_Goal of the exercise_. Scan the data below. Pull out each line where "Method" occurs.

_Information shown_.
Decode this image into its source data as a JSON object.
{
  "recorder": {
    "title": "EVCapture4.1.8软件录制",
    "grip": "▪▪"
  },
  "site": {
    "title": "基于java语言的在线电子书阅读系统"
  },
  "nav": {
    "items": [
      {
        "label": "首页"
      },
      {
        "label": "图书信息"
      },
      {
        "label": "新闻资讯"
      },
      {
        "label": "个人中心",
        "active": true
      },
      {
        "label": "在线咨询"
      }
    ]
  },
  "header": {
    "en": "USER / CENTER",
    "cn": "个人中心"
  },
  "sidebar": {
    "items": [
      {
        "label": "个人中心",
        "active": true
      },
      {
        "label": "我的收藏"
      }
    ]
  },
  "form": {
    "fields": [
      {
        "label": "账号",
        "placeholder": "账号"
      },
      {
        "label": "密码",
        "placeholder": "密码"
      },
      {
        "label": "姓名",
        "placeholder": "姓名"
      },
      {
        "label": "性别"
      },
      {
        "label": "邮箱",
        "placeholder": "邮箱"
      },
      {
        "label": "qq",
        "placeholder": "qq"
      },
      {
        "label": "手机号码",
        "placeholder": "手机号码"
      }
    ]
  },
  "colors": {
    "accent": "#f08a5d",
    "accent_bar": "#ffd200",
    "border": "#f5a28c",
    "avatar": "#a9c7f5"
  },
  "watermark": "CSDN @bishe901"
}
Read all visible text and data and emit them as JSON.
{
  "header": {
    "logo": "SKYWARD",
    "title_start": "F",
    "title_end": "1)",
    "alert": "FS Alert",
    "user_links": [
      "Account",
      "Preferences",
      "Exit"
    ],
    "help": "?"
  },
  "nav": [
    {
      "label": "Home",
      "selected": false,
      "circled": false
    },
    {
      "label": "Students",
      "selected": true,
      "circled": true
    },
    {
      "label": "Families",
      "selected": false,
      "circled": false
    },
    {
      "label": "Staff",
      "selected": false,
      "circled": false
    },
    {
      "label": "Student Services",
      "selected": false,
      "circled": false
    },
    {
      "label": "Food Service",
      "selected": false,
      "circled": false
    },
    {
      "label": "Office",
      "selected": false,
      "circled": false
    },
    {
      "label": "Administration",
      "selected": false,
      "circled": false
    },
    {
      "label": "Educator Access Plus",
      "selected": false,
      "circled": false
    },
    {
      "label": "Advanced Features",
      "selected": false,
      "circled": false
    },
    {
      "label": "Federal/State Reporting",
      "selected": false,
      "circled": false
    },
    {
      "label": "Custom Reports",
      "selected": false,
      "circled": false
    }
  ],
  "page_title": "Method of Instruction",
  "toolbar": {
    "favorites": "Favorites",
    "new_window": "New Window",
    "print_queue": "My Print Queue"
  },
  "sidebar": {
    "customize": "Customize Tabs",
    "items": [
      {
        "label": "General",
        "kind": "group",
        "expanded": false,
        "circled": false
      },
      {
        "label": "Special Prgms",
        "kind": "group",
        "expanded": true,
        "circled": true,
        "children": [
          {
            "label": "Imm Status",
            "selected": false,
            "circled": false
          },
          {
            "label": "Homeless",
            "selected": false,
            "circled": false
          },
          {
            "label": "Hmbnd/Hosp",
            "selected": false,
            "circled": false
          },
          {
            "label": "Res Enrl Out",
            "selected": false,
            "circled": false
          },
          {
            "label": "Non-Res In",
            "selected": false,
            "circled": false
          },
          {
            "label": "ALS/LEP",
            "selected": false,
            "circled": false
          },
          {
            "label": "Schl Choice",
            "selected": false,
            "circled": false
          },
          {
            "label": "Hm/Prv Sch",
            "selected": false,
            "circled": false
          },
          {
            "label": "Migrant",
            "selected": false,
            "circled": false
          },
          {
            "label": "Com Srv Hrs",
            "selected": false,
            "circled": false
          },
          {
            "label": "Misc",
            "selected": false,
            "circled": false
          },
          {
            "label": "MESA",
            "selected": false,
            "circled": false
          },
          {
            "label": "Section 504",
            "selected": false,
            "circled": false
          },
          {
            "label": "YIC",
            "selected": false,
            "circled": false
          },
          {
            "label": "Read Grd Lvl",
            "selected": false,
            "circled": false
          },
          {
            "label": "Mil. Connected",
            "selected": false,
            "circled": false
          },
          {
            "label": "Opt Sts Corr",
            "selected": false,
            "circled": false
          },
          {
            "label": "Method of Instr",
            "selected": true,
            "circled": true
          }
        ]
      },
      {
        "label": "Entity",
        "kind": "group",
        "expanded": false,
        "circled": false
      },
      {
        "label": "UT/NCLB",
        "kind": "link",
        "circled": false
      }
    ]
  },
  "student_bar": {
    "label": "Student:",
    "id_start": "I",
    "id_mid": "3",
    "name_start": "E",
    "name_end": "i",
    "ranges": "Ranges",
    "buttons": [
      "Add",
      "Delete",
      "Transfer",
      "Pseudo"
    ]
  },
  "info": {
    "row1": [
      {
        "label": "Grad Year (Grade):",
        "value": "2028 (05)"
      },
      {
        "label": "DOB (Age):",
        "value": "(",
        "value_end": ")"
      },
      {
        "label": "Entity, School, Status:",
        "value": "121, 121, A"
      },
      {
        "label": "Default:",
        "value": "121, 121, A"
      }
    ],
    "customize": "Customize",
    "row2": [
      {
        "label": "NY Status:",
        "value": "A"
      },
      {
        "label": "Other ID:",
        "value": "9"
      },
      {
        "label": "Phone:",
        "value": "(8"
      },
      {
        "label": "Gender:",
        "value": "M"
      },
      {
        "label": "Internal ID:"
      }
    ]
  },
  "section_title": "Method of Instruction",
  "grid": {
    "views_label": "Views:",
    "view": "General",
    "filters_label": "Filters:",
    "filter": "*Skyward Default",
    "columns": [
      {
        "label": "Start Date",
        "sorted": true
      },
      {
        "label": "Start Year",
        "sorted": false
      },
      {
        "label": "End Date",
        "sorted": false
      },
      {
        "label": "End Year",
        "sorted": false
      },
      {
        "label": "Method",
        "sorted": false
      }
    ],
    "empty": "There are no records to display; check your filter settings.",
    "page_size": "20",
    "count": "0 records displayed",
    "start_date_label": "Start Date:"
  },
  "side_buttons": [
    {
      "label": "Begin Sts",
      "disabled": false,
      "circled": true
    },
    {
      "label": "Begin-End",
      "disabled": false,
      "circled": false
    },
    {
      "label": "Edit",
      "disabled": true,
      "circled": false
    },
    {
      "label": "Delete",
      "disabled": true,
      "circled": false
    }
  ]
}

_Reply_.
  "page_title": "Method of Instruction",
            "label": "Method of Instr",
  "section_title": "Method of Instruction",
        "label": "Method",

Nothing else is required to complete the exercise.